===== TASK INPUT =====

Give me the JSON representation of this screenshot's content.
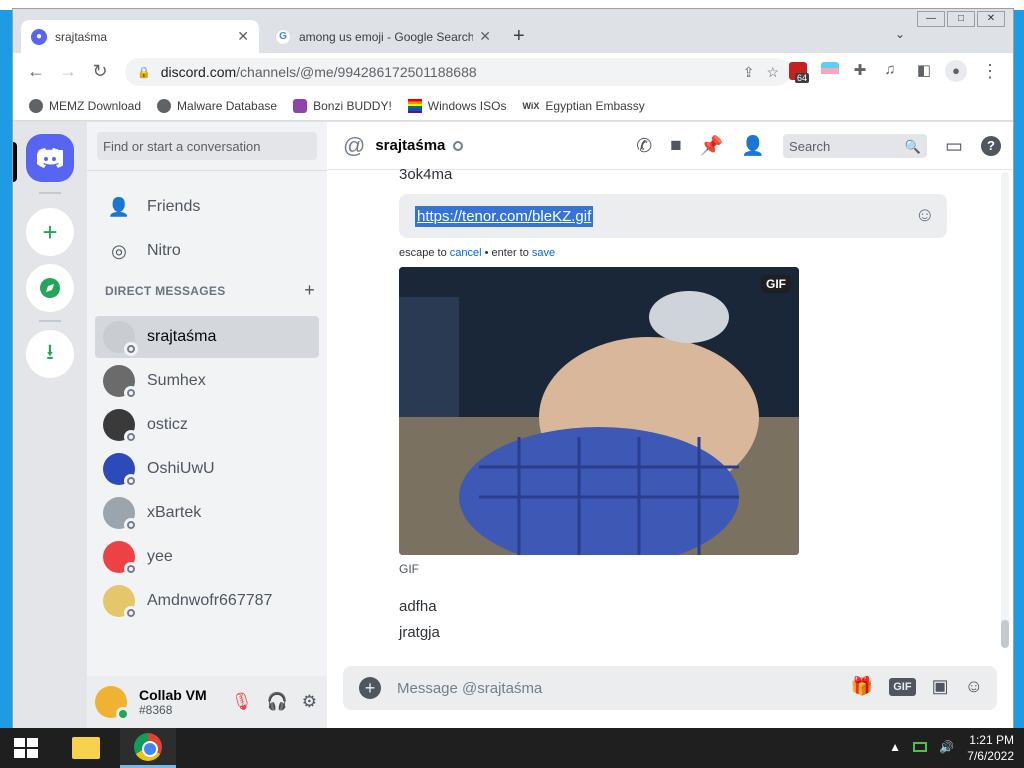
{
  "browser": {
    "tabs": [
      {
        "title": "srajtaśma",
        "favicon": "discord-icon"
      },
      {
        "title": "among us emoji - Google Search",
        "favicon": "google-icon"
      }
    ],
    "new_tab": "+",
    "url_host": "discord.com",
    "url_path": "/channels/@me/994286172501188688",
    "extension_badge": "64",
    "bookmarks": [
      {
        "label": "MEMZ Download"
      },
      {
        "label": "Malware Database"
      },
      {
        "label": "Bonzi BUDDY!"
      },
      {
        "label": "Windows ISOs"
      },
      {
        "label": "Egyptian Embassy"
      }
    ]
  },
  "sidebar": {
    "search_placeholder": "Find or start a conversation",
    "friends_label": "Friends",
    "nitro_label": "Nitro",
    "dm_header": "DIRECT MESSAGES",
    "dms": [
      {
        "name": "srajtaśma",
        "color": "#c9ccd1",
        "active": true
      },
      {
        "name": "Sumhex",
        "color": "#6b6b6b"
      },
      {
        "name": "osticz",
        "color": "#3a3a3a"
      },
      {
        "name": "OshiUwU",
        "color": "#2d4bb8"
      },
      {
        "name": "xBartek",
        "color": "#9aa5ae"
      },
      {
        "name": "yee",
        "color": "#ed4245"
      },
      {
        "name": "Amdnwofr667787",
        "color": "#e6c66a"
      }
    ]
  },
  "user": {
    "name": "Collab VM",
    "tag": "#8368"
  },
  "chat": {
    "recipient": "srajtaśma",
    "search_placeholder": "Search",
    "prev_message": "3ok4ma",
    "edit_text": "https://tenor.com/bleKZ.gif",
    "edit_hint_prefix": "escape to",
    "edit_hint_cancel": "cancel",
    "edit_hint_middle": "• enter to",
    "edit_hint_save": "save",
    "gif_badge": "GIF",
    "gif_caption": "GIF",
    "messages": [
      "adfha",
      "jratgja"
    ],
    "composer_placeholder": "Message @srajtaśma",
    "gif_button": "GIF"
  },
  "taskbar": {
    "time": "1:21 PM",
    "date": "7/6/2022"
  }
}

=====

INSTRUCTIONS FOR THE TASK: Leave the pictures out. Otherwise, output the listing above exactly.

WRITTEN RESPONSE:
Give me the JSON representation of this screenshot's content.
{
  "browser": {
    "tabs": [
      {
        "title": "srajtaśma",
        "favicon": "discord-icon"
      },
      {
        "title": "among us emoji - Google Search",
        "favicon": "google-icon"
      }
    ],
    "new_tab": "+",
    "url_host": "discord.com",
    "url_path": "/channels/@me/994286172501188688",
    "extension_badge": "64",
    "bookmarks": [
      {
        "label": "MEMZ Download"
      },
      {
        "label": "Malware Database"
      },
      {
        "label": "Bonzi BUDDY!"
      },
      {
        "label": "Windows ISOs"
      },
      {
        "label": "Egyptian Embassy"
      }
    ]
  },
  "sidebar": {
    "search_placeholder": "Find or start a conversation",
    "friends_label": "Friends",
    "nitro_label": "Nitro",
    "dm_header": "DIRECT MESSAGES",
    "dms": [
      {
        "name": "srajtaśma",
        "color": "#c9ccd1",
        "active": true
      },
      {
        "name": "Sumhex",
        "color": "#6b6b6b"
      },
      {
        "name": "osticz",
        "color": "#3a3a3a"
      },
      {
        "name": "OshiUwU",
        "color": "#2d4bb8"
      },
      {
        "name": "xBartek",
        "color": "#9aa5ae"
      },
      {
        "name": "yee",
        "color": "#ed4245"
      },
      {
        "name": "Amdnwofr667787",
        "color": "#e6c66a"
      }
    ]
  },
  "user": {
    "name": "Collab VM",
    "tag": "#8368"
  },
  "chat": {
    "recipient": "srajtaśma",
    "search_placeholder": "Search",
    "prev_message": "3ok4ma",
    "edit_text": "https://tenor.com/bleKZ.gif",
    "edit_hint_prefix": "escape to",
    "edit_hint_cancel": "cancel",
    "edit_hint_middle": "• enter to",
    "edit_hint_save": "save",
    "gif_badge": "GIF",
    "gif_caption": "GIF",
    "messages": [
      "adfha",
      "jratgja"
    ],
    "composer_placeholder": "Message @srajtaśma",
    "gif_button": "GIF"
  },
  "taskbar": {
    "time": "1:21 PM",
    "date": "7/6/2022"
  }
}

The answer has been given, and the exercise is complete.